**RAW DATA:**
*** Begin section ***

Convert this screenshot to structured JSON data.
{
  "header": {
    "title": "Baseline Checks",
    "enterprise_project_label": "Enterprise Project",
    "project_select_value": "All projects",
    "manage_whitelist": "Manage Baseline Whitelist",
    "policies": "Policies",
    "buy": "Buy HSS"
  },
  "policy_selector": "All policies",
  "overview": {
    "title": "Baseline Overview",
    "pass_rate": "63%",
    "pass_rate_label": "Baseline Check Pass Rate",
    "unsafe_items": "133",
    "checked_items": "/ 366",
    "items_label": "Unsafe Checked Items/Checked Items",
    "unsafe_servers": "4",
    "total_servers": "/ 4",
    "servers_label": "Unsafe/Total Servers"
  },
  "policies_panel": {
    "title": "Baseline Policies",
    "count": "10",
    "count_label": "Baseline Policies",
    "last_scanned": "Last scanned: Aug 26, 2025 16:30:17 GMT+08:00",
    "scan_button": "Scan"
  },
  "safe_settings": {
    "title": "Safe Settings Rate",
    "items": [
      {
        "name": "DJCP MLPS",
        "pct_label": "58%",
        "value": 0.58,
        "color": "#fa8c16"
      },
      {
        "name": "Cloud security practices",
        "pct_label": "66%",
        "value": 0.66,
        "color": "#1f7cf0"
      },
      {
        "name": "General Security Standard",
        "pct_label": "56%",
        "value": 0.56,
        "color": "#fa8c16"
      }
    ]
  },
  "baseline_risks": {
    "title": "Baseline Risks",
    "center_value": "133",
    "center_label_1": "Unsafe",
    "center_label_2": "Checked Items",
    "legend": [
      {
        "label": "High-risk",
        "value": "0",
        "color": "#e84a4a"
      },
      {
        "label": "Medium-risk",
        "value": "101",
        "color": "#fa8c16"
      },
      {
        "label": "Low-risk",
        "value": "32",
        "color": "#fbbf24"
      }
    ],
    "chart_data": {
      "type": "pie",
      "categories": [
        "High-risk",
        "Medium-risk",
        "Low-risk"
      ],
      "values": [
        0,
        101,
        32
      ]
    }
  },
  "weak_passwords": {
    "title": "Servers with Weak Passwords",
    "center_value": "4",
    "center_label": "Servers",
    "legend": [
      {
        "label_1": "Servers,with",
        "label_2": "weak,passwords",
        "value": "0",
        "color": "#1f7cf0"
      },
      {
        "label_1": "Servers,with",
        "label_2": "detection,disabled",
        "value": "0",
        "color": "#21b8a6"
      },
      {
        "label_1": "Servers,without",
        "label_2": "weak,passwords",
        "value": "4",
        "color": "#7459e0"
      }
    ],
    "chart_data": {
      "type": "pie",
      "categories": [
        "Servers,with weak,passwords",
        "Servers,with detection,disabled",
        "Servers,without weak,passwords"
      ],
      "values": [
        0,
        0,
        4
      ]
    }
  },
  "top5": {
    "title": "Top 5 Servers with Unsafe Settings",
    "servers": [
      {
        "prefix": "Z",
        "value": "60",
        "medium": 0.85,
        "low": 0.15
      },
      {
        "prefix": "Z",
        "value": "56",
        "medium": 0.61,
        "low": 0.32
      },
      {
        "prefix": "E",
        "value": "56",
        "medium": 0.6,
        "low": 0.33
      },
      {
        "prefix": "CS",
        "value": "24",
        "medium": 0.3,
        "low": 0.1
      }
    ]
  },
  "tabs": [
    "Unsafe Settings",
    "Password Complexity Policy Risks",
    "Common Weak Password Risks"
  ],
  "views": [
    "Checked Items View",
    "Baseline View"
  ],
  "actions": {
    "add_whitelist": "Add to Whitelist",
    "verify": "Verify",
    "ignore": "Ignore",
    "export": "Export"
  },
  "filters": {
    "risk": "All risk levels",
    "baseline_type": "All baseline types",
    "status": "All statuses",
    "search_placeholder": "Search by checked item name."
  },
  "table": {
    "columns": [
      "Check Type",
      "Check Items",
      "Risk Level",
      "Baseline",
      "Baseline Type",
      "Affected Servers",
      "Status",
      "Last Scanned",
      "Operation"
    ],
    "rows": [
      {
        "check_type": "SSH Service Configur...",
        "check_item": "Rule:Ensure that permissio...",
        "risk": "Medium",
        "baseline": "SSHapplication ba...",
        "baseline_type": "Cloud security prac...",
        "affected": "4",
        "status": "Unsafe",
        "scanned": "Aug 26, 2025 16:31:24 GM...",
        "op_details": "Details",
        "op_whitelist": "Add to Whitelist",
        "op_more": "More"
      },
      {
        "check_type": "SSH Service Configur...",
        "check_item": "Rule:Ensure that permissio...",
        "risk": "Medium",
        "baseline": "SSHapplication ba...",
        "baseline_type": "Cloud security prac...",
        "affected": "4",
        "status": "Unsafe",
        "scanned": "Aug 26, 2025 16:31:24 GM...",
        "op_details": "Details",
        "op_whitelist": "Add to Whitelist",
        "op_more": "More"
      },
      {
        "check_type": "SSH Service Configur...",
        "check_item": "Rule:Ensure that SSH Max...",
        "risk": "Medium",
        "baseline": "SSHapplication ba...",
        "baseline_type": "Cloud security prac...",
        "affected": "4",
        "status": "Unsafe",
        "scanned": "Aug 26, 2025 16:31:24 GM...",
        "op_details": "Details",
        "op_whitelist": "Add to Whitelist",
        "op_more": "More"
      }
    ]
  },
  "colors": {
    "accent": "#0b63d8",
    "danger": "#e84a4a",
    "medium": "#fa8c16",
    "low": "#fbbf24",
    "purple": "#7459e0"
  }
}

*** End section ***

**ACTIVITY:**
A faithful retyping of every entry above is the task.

**TASK RESULT:**
Convert this screenshot to structured JSON data.
{
  "header": {
    "title": "Baseline Checks",
    "enterprise_project_label": "Enterprise Project",
    "project_select_value": "All projects",
    "manage_whitelist": "Manage Baseline Whitelist",
    "policies": "Policies",
    "buy": "Buy HSS"
  },
  "policy_selector": "All policies",
  "overview": {
    "title": "Baseline Overview",
    "pass_rate": "63%",
    "pass_rate_label": "Baseline Check Pass Rate",
    "unsafe_items": "133",
    "checked_items": "/ 366",
    "items_label": "Unsafe Checked Items/Checked Items",
    "unsafe_servers": "4",
    "total_servers": "/ 4",
    "servers_label": "Unsafe/Total Servers"
  },
  "policies_panel": {
    "title": "Baseline Policies",
    "count": "10",
    "count_label": "Baseline Policies",
    "last_scanned": "Last scanned: Aug 26, 2025 16:30:17 GMT+08:00",
    "scan_button": "Scan"
  },
  "safe_settings": {
    "title": "Safe Settings Rate",
    "items": [
      {
        "name": "DJCP MLPS",
        "pct_label": "58%",
        "value": 0.58,
        "color": "#fa8c16"
      },
      {
        "name": "Cloud security practices",
        "pct_label": "66%",
        "value": 0.66,
        "color": "#1f7cf0"
      },
      {
        "name": "General Security Standard",
        "pct_label": "56%",
        "value": 0.56,
        "color": "#fa8c16"
      }
    ]
  },
  "baseline_risks": {
    "title": "Baseline Risks",
    "center_value": "133",
    "center_label_1": "Unsafe",
    "center_label_2": "Checked Items",
    "legend": [
      {
        "label": "High-risk",
        "value": "0",
        "color": "#e84a4a"
      },
      {
        "label": "Medium-risk",
        "value": "101",
        "color": "#fa8c16"
      },
      {
        "label": "Low-risk",
        "value": "32",
        "color": "#fbbf24"
      }
    ],
    "chart_data": {
      "type": "pie",
      "categories": [
        "High-risk",
        "Medium-risk",
        "Low-risk"
      ],
      "values": [
        0,
        101,
        32
      ]
    }
  },
  "weak_passwords": {
    "title": "Servers with Weak Passwords",
    "center_value": "4",
    "center_label": "Servers",
    "legend": [
      {
        "label_1": "Servers,with",
        "label_2": "weak,passwords",
        "value": "0",
        "color": "#1f7cf0"
      },
      {
        "label_1": "Servers,with",
        "label_2": "detection,disabled",
        "value": "0",
        "color": "#21b8a6"
      },
      {
        "label_1": "Servers,without",
        "label_2": "weak,passwords",
        "value": "4",
        "color": "#7459e0"
      }
    ],
    "chart_data": {
      "type": "pie",
      "categories": [
        "Servers,with weak,passwords",
        "Servers,with detection,disabled",
        "Servers,without weak,passwords"
      ],
      "values": [
        0,
        0,
        4
      ]
    }
  },
  "top5": {
    "title": "Top 5 Servers with Unsafe Settings",
    "servers": [
      {
        "prefix": "Z",
        "value": "60",
        "medium": 0.85,
        "low": 0.15
      },
      {
        "prefix": "Z",
        "value": "56",
        "medium": 0.61,
        "low": 0.32
      },
      {
        "prefix": "E",
        "value": "56",
        "medium": 0.6,
        "low": 0.33
      },
      {
        "prefix": "CS",
        "value": "24",
        "medium": 0.3,
        "low": 0.1
      }
    ]
  },
  "tabs": [
    "Unsafe Settings",
    "Password Complexity Policy Risks",
    "Common Weak Password Risks"
  ],
  "views": [
    "Checked Items View",
    "Baseline View"
  ],
  "actions": {
    "add_whitelist": "Add to Whitelist",
    "verify": "Verify",
    "ignore": "Ignore",
    "export": "Export"
  },
  "filters": {
    "risk": "All risk levels",
    "baseline_type": "All baseline types",
    "status": "All statuses",
    "search_placeholder": "Search by checked item name."
  },
  "table": {
    "columns": [
      "Check Type",
      "Check Items",
      "Risk Level",
      "Baseline",
      "Baseline Type",
      "Affected Servers",
      "Status",
      "Last Scanned",
      "Operation"
    ],
    "rows": [
      {
        "check_type": "SSH Service Configur...",
        "check_item": "Rule:Ensure that permissio...",
        "risk": "Medium",
        "baseline": "SSHapplication ba...",
        "baseline_type": "Cloud security prac...",
        "affected": "4",
        "status": "Unsafe",
        "scanned": "Aug 26, 2025 16:31:24 GM...",
        "op_details": "Details",
        "op_whitelist": "Add to Whitelist",
        "op_more": "More"
      },
      {
        "check_type": "SSH Service Configur...",
        "check_item": "Rule:Ensure that permissio...",
        "risk": "Medium",
        "baseline": "SSHapplication ba...",
        "baseline_type": "Cloud security prac...",
        "affected": "4",
        "status": "Unsafe",
        "scanned": "Aug 26, 2025 16:31:24 GM...",
        "op_details": "Details",
        "op_whitelist": "Add to Whitelist",
        "op_more": "More"
      },
      {
        "check_type": "SSH Service Configur...",
        "check_item": "Rule:Ensure that SSH Max...",
        "risk": "Medium",
        "baseline": "SSHapplication ba...",
        "baseline_type": "Cloud security prac...",
        "affected": "4",
        "status": "Unsafe",
        "scanned": "Aug 26, 2025 16:31:24 GM...",
        "op_details": "Details",
        "op_whitelist": "Add to Whitelist",
        "op_more": "More"
      }
    ]
  },
  "colors": {
    "accent": "#0b63d8",
    "danger": "#e84a4a",
    "medium": "#fa8c16",
    "low": "#fbbf24",
    "purple": "#7459e0"
  }
}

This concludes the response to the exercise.